A leading judge President Trump considered nominating to the Supreme Court last year is praising Justice Clarence Thomas' disagreements with Justice Antonin Scalia for strengthening the "legitimacy" of originalist philosophy.
Federal appeals court Judge William Pryor, who Trump included on his Supreme Court short lists, wrote a Yale Law Journal article in which he highlighted Thomas' contribution to the law through his clashes with Scalia. Pryor lauded Scalia's "scholarly output, outsized personality, and zealous advocacy on behalf of originalism," but added, "if Justice Scalia bore significant responsibility for advancing the popular understanding of originalism, then Justice Thomas deserves singular credit for strengthening the case for its legitimacy."
Thomas deserves recognition for legitimizing originalism for two reasons, the 11th Circuit judge wrote. First, Thomas' originalist voice, alongside Scalia's, made it "impossible for lawyers and judges to ignore originalist arguments." Secondly, Thomas propelled originalism through conflict with Scalia.
"By disagreeing with Justice Scalia on originalist grounds, Justice Thomas has made clear that originalism is not a political tool for reaching 'conservative' results," Pryor wrote. "Although no methodology is immune from abuse, Justice Thomas's opinions have established that the advantage of originalism is not that it provides a foolproof method for arriving at uniform results, but that it offers neutral principles suitable for a judiciary in a democratic republic with separated powers. By engaging in debates with Justice Scalia, Justice Thomas has focused our attention on the neutral materials in law — text and history — and weakened the criticism that originalism is results oriented."

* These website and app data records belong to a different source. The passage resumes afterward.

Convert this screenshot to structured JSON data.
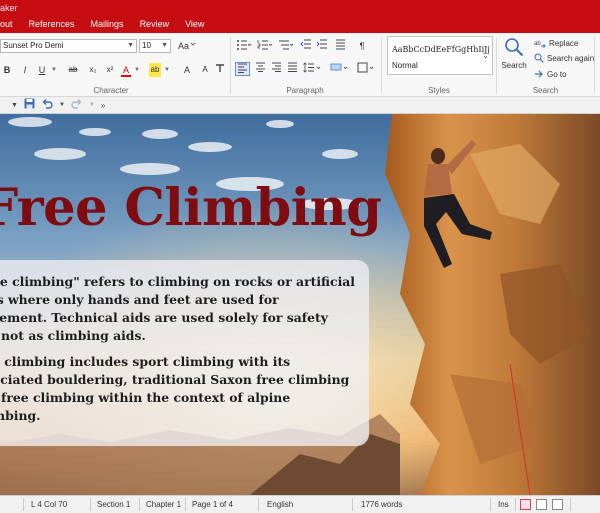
{
  "app": {
    "title": "aker"
  },
  "menubar": {
    "items": [
      "out",
      "References",
      "Mailings",
      "Review",
      "View"
    ]
  },
  "ribbon": {
    "font_name": "Sunset Pro Demi",
    "font_size": "10",
    "styles_sample": "AaBbCcDdEeFfGgHhIiJj",
    "style_name": "Normal",
    "groups": {
      "character": "Character",
      "paragraph": "Paragraph",
      "styles": "Styles",
      "search": "Search"
    },
    "search": {
      "big_label": "Search",
      "replace": "Replace",
      "search_again": "Search again",
      "go_to": "Go to"
    },
    "format_buttons": {
      "bold": "B",
      "italic": "I",
      "underline": "U",
      "strike": "ab",
      "subscript": "x₂",
      "superscript": "x²",
      "font_color": "A",
      "highlight": "ab",
      "grow": "A",
      "shrink": "A"
    }
  },
  "document": {
    "title": "Free Climbing",
    "paragraphs": [
      [
        "ee climbing\" refers to climbing on rocks or artificial",
        "ls where only hands and feet are used for",
        "vement. Technical aids are used solely for safety",
        "l not as climbing aids."
      ],
      [
        "e climbing includes sport climbing with its",
        "ociated bouldering, traditional Saxon free climbing",
        "l free climbing within the context of alpine",
        "mbing."
      ]
    ]
  },
  "statusbar": {
    "position": "L 4 Col 70",
    "section": "Section 1",
    "chapter": "Chapter 1",
    "page": "Page 1 of 4",
    "language": "English",
    "words": "1776 words",
    "mode": "Ins"
  },
  "colors": {
    "accent": "#c50d12",
    "title": "#7f0c10"
  }
}
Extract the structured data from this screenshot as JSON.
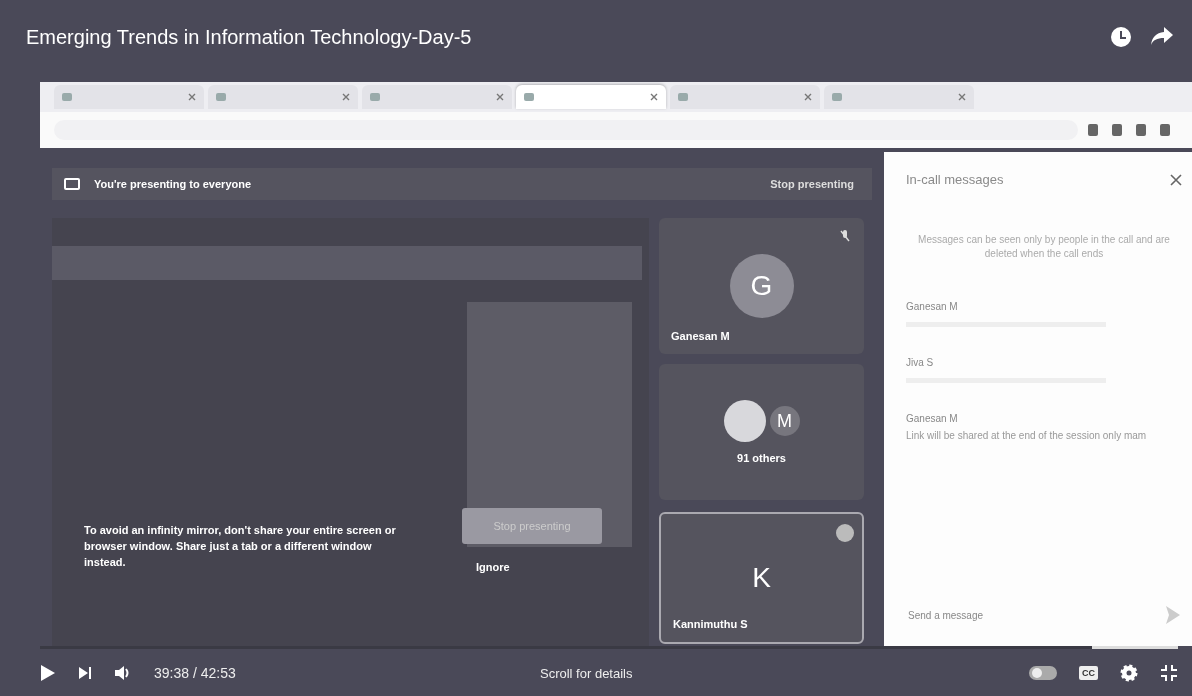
{
  "video": {
    "title": "Emerging Trends in Information Technology-Day-5",
    "time": "39:38 / 42:53",
    "level": 0.924,
    "scroll_hint": "Scroll for details",
    "captions": "CC"
  },
  "browser": {
    "tabs": [
      {
        "selected": false
      },
      {
        "selected": false
      },
      {
        "selected": false
      },
      {
        "selected": true
      },
      {
        "selected": false
      },
      {
        "selected": false
      }
    ]
  },
  "meet": {
    "banner": "You're presenting to everyone",
    "stop_button": "Stop presenting",
    "warning": "To avoid an infinity mirror, don't share your entire screen or browser window. Share just a tab or a different window instead.",
    "warning_button": "Stop presenting",
    "ignore_button": "Ignore",
    "tiles": [
      {
        "kind": "avatar",
        "initial": "G",
        "name": "Ganesan M"
      },
      {
        "kind": "group",
        "initial": "M",
        "name": "91 others"
      },
      {
        "kind": "framed",
        "initial": "K",
        "name": "Kannimuthu S"
      }
    ]
  },
  "chat": {
    "title": "In-call messages",
    "notice": "Messages can be seen only by people in the call and are deleted when the call ends",
    "messages": [
      {
        "sender": "Ganesan M"
      },
      {
        "sender": "Jiva S"
      },
      {
        "sender": "Ganesan M",
        "text": "Link will be shared at the end of the session only mam"
      }
    ],
    "placeholder": "Send a message"
  }
}
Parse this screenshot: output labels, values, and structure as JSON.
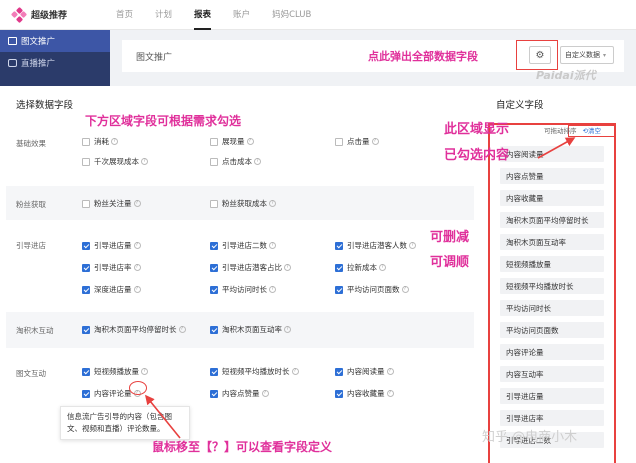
{
  "nav": {
    "logo": "超级推荐",
    "items": [
      {
        "label": "首页",
        "active": false
      },
      {
        "label": "计划",
        "active": false
      },
      {
        "label": "报表",
        "active": true
      },
      {
        "label": "账户",
        "active": false
      },
      {
        "label": "妈妈CLUB",
        "active": false
      }
    ]
  },
  "sidebar": {
    "items": [
      {
        "label": "图文推广",
        "active": true
      },
      {
        "label": "直播推广",
        "active": false
      }
    ]
  },
  "header": {
    "title": "图文推广",
    "custom_select": "自定义数据"
  },
  "watermark_paidai": "Paidai派代",
  "modal": {
    "title": "选择数据字段",
    "custom_title": "自定义字段",
    "sort_label": "可拖动排序",
    "clear_label": "清空"
  },
  "categories": [
    {
      "name": "基础效果",
      "fields": [
        {
          "label": "消耗",
          "checked": false
        },
        {
          "label": "展现量",
          "checked": false
        },
        {
          "label": "点击量",
          "checked": false
        },
        {
          "label": "千次展现成本",
          "checked": false
        },
        {
          "label": "点击成本",
          "checked": false
        }
      ]
    },
    {
      "name": "粉丝获取",
      "fields": [
        {
          "label": "粉丝关注量",
          "checked": false
        },
        {
          "label": "粉丝获取成本",
          "checked": false
        }
      ]
    },
    {
      "name": "引导进店",
      "fields": [
        {
          "label": "引导进店量",
          "checked": true
        },
        {
          "label": "引导进店二数",
          "checked": true
        },
        {
          "label": "引导进店潜客人数",
          "checked": true
        },
        {
          "label": "引导进店率",
          "checked": true
        },
        {
          "label": "引导进店潜客占比",
          "checked": true
        },
        {
          "label": "拉新成本",
          "checked": true
        },
        {
          "label": "深度进店量",
          "checked": true
        },
        {
          "label": "平均访问时长",
          "checked": true
        },
        {
          "label": "平均访问页面数",
          "checked": true
        }
      ]
    },
    {
      "name": "淘积木互动",
      "fields": [
        {
          "label": "淘积木页面平均停留时长",
          "checked": true
        },
        {
          "label": "淘积木页面互动率",
          "checked": true
        }
      ]
    },
    {
      "name": "图文互动",
      "fields": [
        {
          "label": "短视频播放量",
          "checked": true
        },
        {
          "label": "短视频平均播放时长",
          "checked": true
        },
        {
          "label": "内容阅读量",
          "checked": true
        },
        {
          "label": "内容评论量",
          "checked": true
        },
        {
          "label": "内容点赞量",
          "checked": true
        },
        {
          "label": "内容收藏量",
          "checked": true
        }
      ]
    }
  ],
  "tooltip": "信息流广告引导的内容（包含图文、视频和直播）评论数量。",
  "custom_fields": [
    "内容阅读量",
    "内容点赞量",
    "内容收藏量",
    "淘积木页面平均停留时长",
    "淘积木页面互动率",
    "短视频播放量",
    "短视频平均播放时长",
    "平均访问时长",
    "平均访问页面数",
    "内容评论量",
    "内容互动率",
    "引导进店量",
    "引导进店率",
    "引导进店二数"
  ],
  "annotations": {
    "top": "点此弹出全部数据字段",
    "left": "下方区域字段可根据需求勾选",
    "right_1": "此区域显示",
    "right_2": "已勾选内容",
    "mid_1": "可删减",
    "mid_2": "可调顺",
    "bottom": "鼠标移至【？】可以查看字段定义"
  },
  "watermark_zhihu": "知乎 @电商小木"
}
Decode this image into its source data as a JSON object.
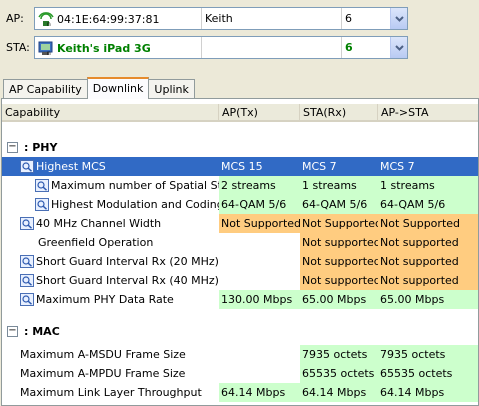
{
  "ap": {
    "label": "AP:",
    "mac": "04:1E:64:99:37:81",
    "name": "Keith",
    "channel": "6"
  },
  "sta": {
    "label": "STA:",
    "name": "Keith's iPad 3G",
    "col2": "",
    "channel": "6"
  },
  "tabs": [
    "AP Capability",
    "Downlink",
    "Uplink"
  ],
  "active_tab": "Downlink",
  "columns": [
    "Capability",
    "AP(Tx)",
    "STA(Rx)",
    "AP->STA"
  ],
  "groups": [
    {
      "title": ": PHY",
      "expanded": "−"
    },
    {
      "title": ": MAC",
      "expanded": "−"
    }
  ],
  "phy_rows": [
    {
      "cap": "Highest MCS",
      "ap": "MCS 15",
      "sta": "MCS 7",
      "apsta": "MCS 7"
    },
    {
      "cap": "Maximum number of Spatial Str...",
      "ap": "2 streams",
      "sta": "1 streams",
      "apsta": "1 streams"
    },
    {
      "cap": "Highest Modulation and Coding ...",
      "ap": "64-QAM 5/6",
      "sta": "64-QAM 5/6",
      "apsta": "64-QAM 5/6"
    },
    {
      "cap": "40 MHz Channel Width",
      "ap": "Not Supported",
      "sta": "Not Supported",
      "apsta": "Not Supported"
    },
    {
      "cap": "Greenfield Operation",
      "ap": "",
      "sta": "Not supported",
      "apsta": "Not supported"
    },
    {
      "cap": "Short Guard Interval Rx (20 MHz)",
      "ap": "",
      "sta": "Not supported",
      "apsta": "Not supported"
    },
    {
      "cap": "Short Guard Interval Rx (40 MHz)",
      "ap": "",
      "sta": "Not supported",
      "apsta": "Not supported"
    },
    {
      "cap": "Maximum PHY Data Rate",
      "ap": "130.00 Mbps",
      "sta": "65.00 Mbps",
      "apsta": "65.00 Mbps"
    }
  ],
  "mac_rows": [
    {
      "cap": "Maximum A-MSDU Frame Size",
      "ap": "",
      "sta": "7935 octets",
      "apsta": "7935 octets"
    },
    {
      "cap": "Maximum A-MPDU Frame Size",
      "ap": "",
      "sta": "65535 octets",
      "apsta": "65535 octets"
    },
    {
      "cap": "Maximum Link Layer Throughput",
      "ap": "64.14 Mbps",
      "sta": "64.14 Mbps",
      "apsta": "64.14 Mbps"
    }
  ],
  "colors": {
    "green": "#ccffcc",
    "orange": "#ffcc80",
    "selected": "#316ac5"
  }
}
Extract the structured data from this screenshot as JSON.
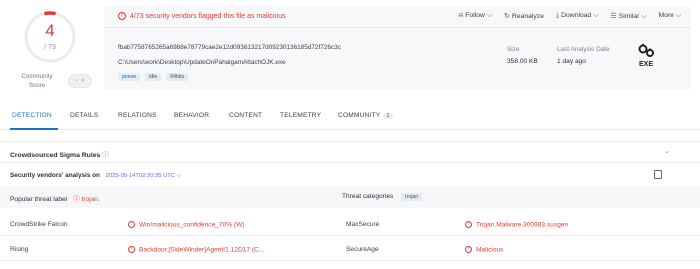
{
  "score": {
    "detections": "4",
    "total": "/ 73",
    "community_label": "Community Score",
    "community_toggle": "✓ ✕",
    "ratio": 0.055,
    "ring_color": "#e53935"
  },
  "banner": {
    "flag_text": "4/73 security vendors flagged this file as malicious",
    "flag_icon": "!",
    "actions": [
      {
        "icon": "bell-icon",
        "glyph": "⍾",
        "label": "Follow ⌵"
      },
      {
        "icon": "refresh-icon",
        "glyph": "↻",
        "label": "Reanalyze"
      },
      {
        "icon": "download-icon",
        "glyph": "⤓",
        "label": "Download ⌵"
      },
      {
        "icon": "similar-icon",
        "glyph": "☰",
        "label": "Similar ⌵"
      },
      {
        "icon": "more-icon",
        "glyph": "",
        "label": "More ⌵"
      }
    ]
  },
  "file": {
    "hash": "fbab7758765265a6988e78779cae2e12d093813217d09230136185d72f726c3c",
    "path": "C:\\Users\\work\\Desktop\\UpdateOnPahalgamAttachOJK.exe",
    "tags": [
      "peexe",
      "idle",
      "64bits"
    ],
    "size_label": "Size",
    "size_value": "358.00 KB",
    "date_label": "Last Analysis Date",
    "date_value": "1 day ago",
    "type_label": "EXE"
  },
  "tabs": [
    {
      "label": "DETECTION",
      "active": true
    },
    {
      "label": "DETAILS"
    },
    {
      "label": "RELATIONS"
    },
    {
      "label": "BEHAVIOR"
    },
    {
      "label": "CONTENT"
    },
    {
      "label": "TELEMETRY"
    },
    {
      "label": "COMMUNITY",
      "badge": "1"
    }
  ],
  "sigma": {
    "title": "Crowdsourced Sigma Rules",
    "info_icon": "ⓘ"
  },
  "vendors_analysis": {
    "title": "Security vendors' analysis on",
    "date": "2025-05-14T02:20:35 UTC ⌵"
  },
  "threat": {
    "label_title": "Popular threat label",
    "label_value": "trojan.",
    "categories_title": "Threat categories",
    "categories_value": "trojan"
  },
  "detections": [
    {
      "vendor": "CrowdStrike Falcon",
      "result": "Win/malicious_confidence_70% (W)",
      "vendor2": "MaxSecure",
      "result2": "Trojan.Malware.300983.susgen"
    },
    {
      "vendor": "Rising",
      "result": "Backdoor.[SideWinder]Agent!1.12D17 (C...",
      "vendor2": "SecureAge",
      "result2": "Malicious"
    }
  ]
}
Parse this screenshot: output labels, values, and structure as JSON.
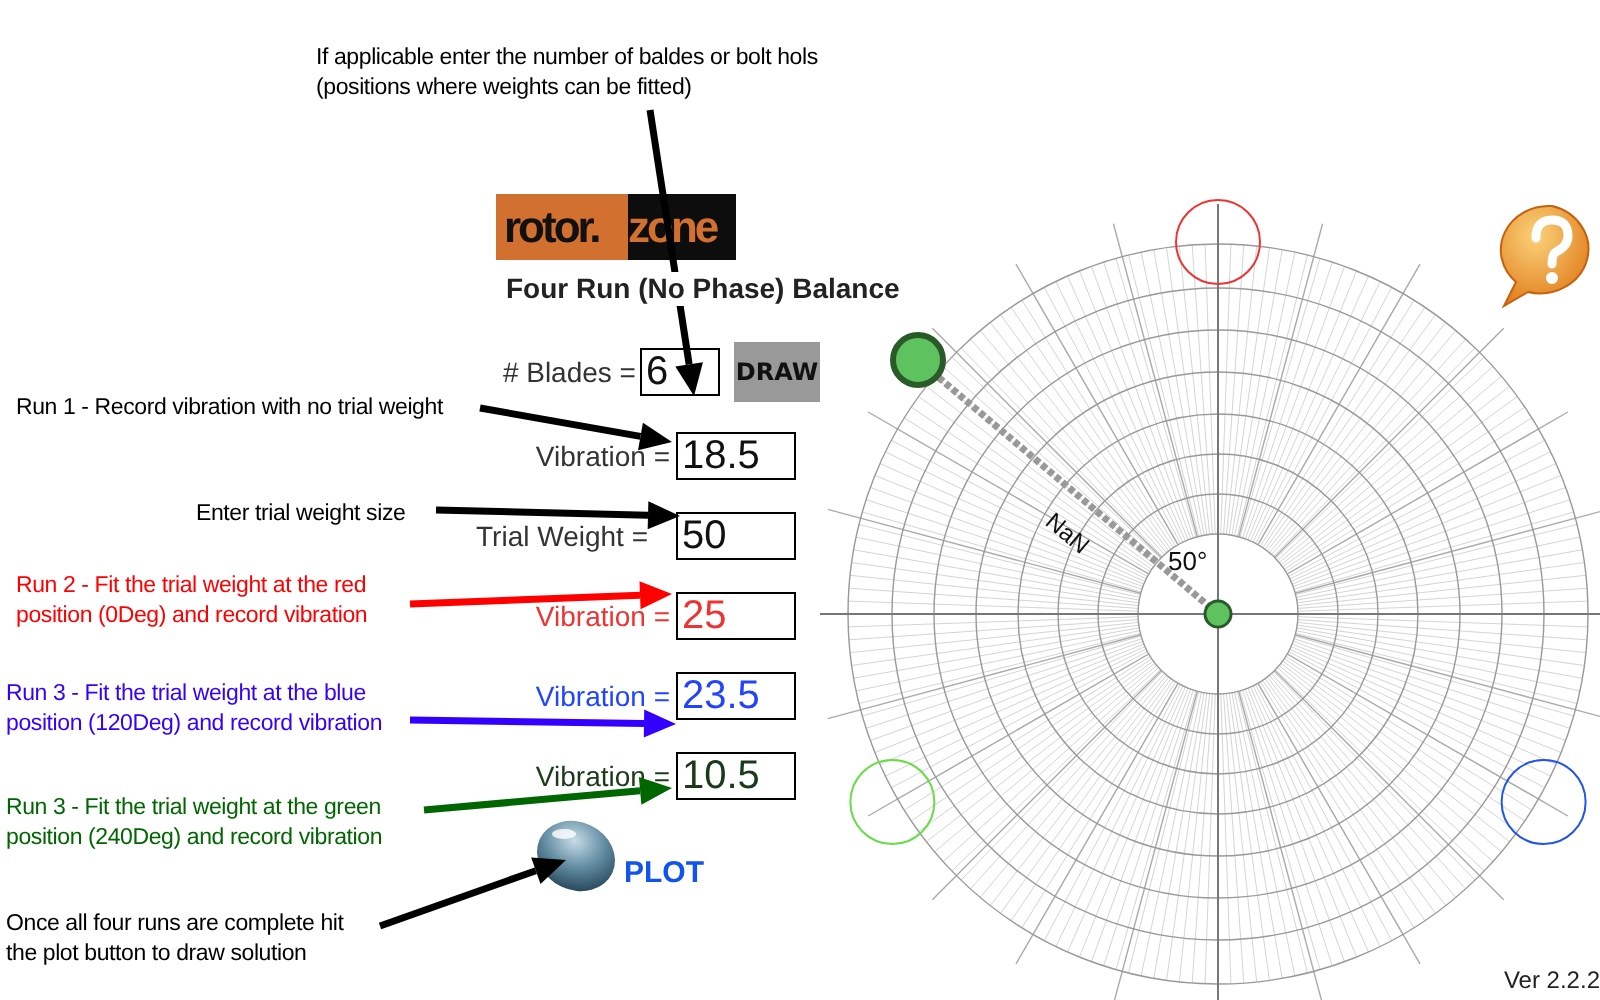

Thomas' work has served to help provide "discipline" to legal debates, Pryor wrote for the Yale Law Journal's newly released collection of essays commemorating the 25th anniversary of Thomas' appointment to the Supreme Court. Thomas received his law degree from Yale in 1974.
Ultimately, Pryor said he thinks that Thomas did something to advance the philosophy of originalism that no other jurist had the capability of doing.
"By leading, joining and occasionally challenging Justice Scalia, Justice Thomas, over the last quarter of a century, has accomplished what no originalist by himself could: through principled adjudication, proving that the legitimacy of originalism can be an objective methodology for adjudication," Pryor wrote. "His contributions have increased respect for originalism exponentially and made its vocabulary a staple of constitutional adjudication. And for those contributions, all originalists owe him a debt of gratitude."